the birthright of blacks as well as whites had fueled his intense hatred of
slavery. In a classic American moment, Brown explained: "Now, it is deemed
necessary that I should forfeit my life for the furtherance of the ends of
justice, and mingle my blood with the blood of my children and with the blood
of millions in this slave country whose rights are disregarded by wicked,
cruel, and unjust enactments, I say let it be done."
Secession Sparks the Civil War
When Lincoln became the Republican Party candidate for president in the 1860
election, he was thoroughly unacceptable to Southern whites. They warned that

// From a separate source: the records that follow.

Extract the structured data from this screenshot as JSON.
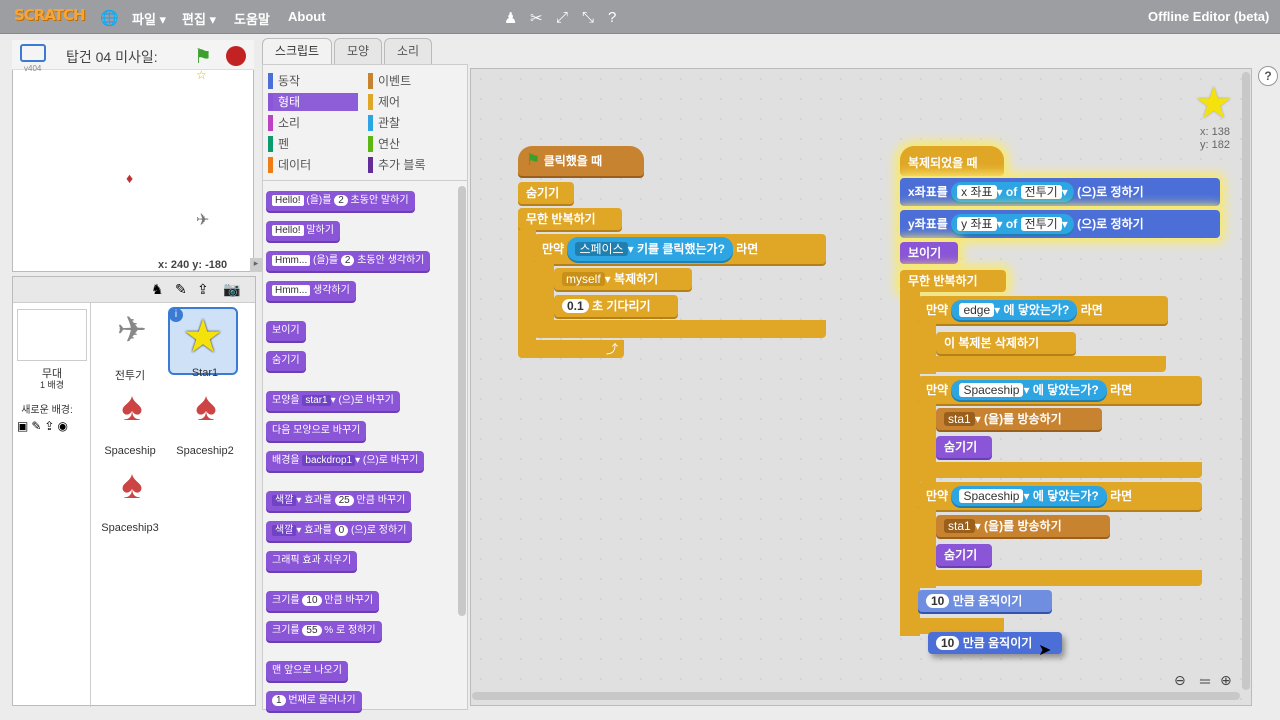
{
  "app": {
    "logo": "SCRATCH",
    "title": "Offline Editor (beta)"
  },
  "menu": {
    "file": "파일 ▾",
    "edit": "편집 ▾",
    "help": "도움말",
    "about": "About"
  },
  "stage": {
    "project_name": "탑건 04 미사일:",
    "version": "v404",
    "coords": "x: 240  y: -180"
  },
  "tabs": {
    "scripts": "스크립트",
    "costumes": "모양",
    "sounds": "소리"
  },
  "categories": [
    {
      "label": "동작",
      "color": "#4c6fd7"
    },
    {
      "label": "이벤트",
      "color": "#c88330"
    },
    {
      "label": "형태",
      "color": "#8a55d7"
    },
    {
      "label": "제어",
      "color": "#e0a626"
    },
    {
      "label": "소리",
      "color": "#bb42c3"
    },
    {
      "label": "관찰",
      "color": "#2ca5e2"
    },
    {
      "label": "펜",
      "color": "#0e9a6c"
    },
    {
      "label": "연산",
      "color": "#5cb712"
    },
    {
      "label": "데이터",
      "color": "#ee7d16"
    },
    {
      "label": "추가 블록",
      "color": "#632d99"
    }
  ],
  "palette": {
    "say_secs": {
      "a": "Hello!",
      "b": "(을)를",
      "c": "2",
      "d": "초동안 말하기"
    },
    "say": {
      "a": "Hello!",
      "b": "말하기"
    },
    "think_secs": {
      "a": "Hmm...",
      "b": "(을)를",
      "c": "2",
      "d": "초동안 생각하기"
    },
    "think": {
      "a": "Hmm...",
      "b": "생각하기"
    },
    "show": "보이기",
    "hide": "숨기기",
    "switch_costume": {
      "a": "모양을",
      "b": "star1",
      "c": "(으)로 바꾸기"
    },
    "next_costume": "다음 모양으로 바꾸기",
    "switch_backdrop": {
      "a": "배경을",
      "b": "backdrop1",
      "c": "(으)로 바꾸기"
    },
    "change_effect": {
      "a": "색깔",
      "b": "효과를",
      "c": "25",
      "d": "만큼 바꾸기"
    },
    "set_effect": {
      "a": "색깔",
      "b": "효과를",
      "c": "0",
      "d": "(으)로 정하기"
    },
    "clear_effects": "그래픽 효과 지우기",
    "change_size": {
      "a": "크기를",
      "b": "10",
      "c": "만큼 바꾸기"
    },
    "set_size": {
      "a": "크기를",
      "b": "55",
      "c": "% 로 정하기"
    },
    "front": "맨 앞으로 나오기",
    "back": {
      "a": "1",
      "b": "번째로 물러나기"
    }
  },
  "script1": {
    "hat": "클릭했을 때",
    "hide": "숨기기",
    "forever": "무한 반복하기",
    "if": "만약",
    "key": "스페이스",
    "key_q": "키를 클릭했는가?",
    "then": "라면",
    "clone": "myself",
    "clone_t": "복제하기",
    "wait_n": "0.1",
    "wait_t": "초 기다리기"
  },
  "script2": {
    "hat": "복제되었을 때",
    "setx": "x좌표를",
    "x_attr": "x 좌표",
    "of": "of",
    "obj": "전투기",
    "set_t": "(으)로 정하기",
    "sety": "y좌표를",
    "y_attr": "y 좌표",
    "show": "보이기",
    "forever": "무한 반복하기",
    "if": "만약",
    "edge": "edge",
    "touch": "에 닿았는가?",
    "then": "라면",
    "del_clone": "이 복제본 삭제하기",
    "ship": "Spaceship",
    "msg": "sta1",
    "bcast": "(을)를 방송하기",
    "hide": "숨기기",
    "move_n": "10",
    "move_t": "만큼 움직이기"
  },
  "star_info": {
    "x": "x: 138",
    "y": "y: 182"
  },
  "sprites": {
    "stage_label": "무대",
    "backdrops": "1 배경",
    "new_backdrop": "새로운 배경:",
    "items": [
      "전투기",
      "Star1",
      "Spaceship",
      "Spaceship2",
      "Spaceship3"
    ]
  }
}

his election as a Northern antislavery Republican opposed to the Southern way
of life would mean secession of the South from the Union. His eventual election
in a vigorously fought, highly split, and sectional election featuring four
parties, only increased Southern white alarms. Lincoln was unable to calm their
In his inaugural address on March the 4th, 1861, he even offered support for a
constitutional amendment ensuring that "the federal government shall never
interfere with the domestic institutions of the states," that is, slavery. For
Southern secessionists, that was precisely the problem. They rejected the very
notion that the federal government had the power to interfere with slavery,
wherever it existed.
Lincoln, nevertheless, projected a persuasive vision of the Union as one, and
of the Union as unbreakable. He firmly believed that the Union could not exist
divided against itself, half-slave and half-free. In a post-election letter to
Georgia's Alexander Stephens, a good friend, Lincoln noted: "You think slavery
is right and ought to be expanded; while we think it is wrong and ought to be
restricted. That, I suppose, is the rub."
Indeed it was. By the time Lincoln took the oath of office, Southern secession
was already a reality. South Carolina had led the way in the creation of the
Confederacy by formally withdrawing from the United States of America on
December 20, 1860. Mississippi, Louisiana, Florida, Georgia, South Carolina,
and Alabama met in early February 1861 at Montgomery to create the Confederate
States of America.
In spite of pockets of compromise, especially within the Upper South and the
Border States, the Union appeared permanently divided. The Confederates fired
on the federal forces at Fort Sumter, South Carolina on April the 12th, 1861 to
bring it under Confederate control. As a result, civil war broke loose.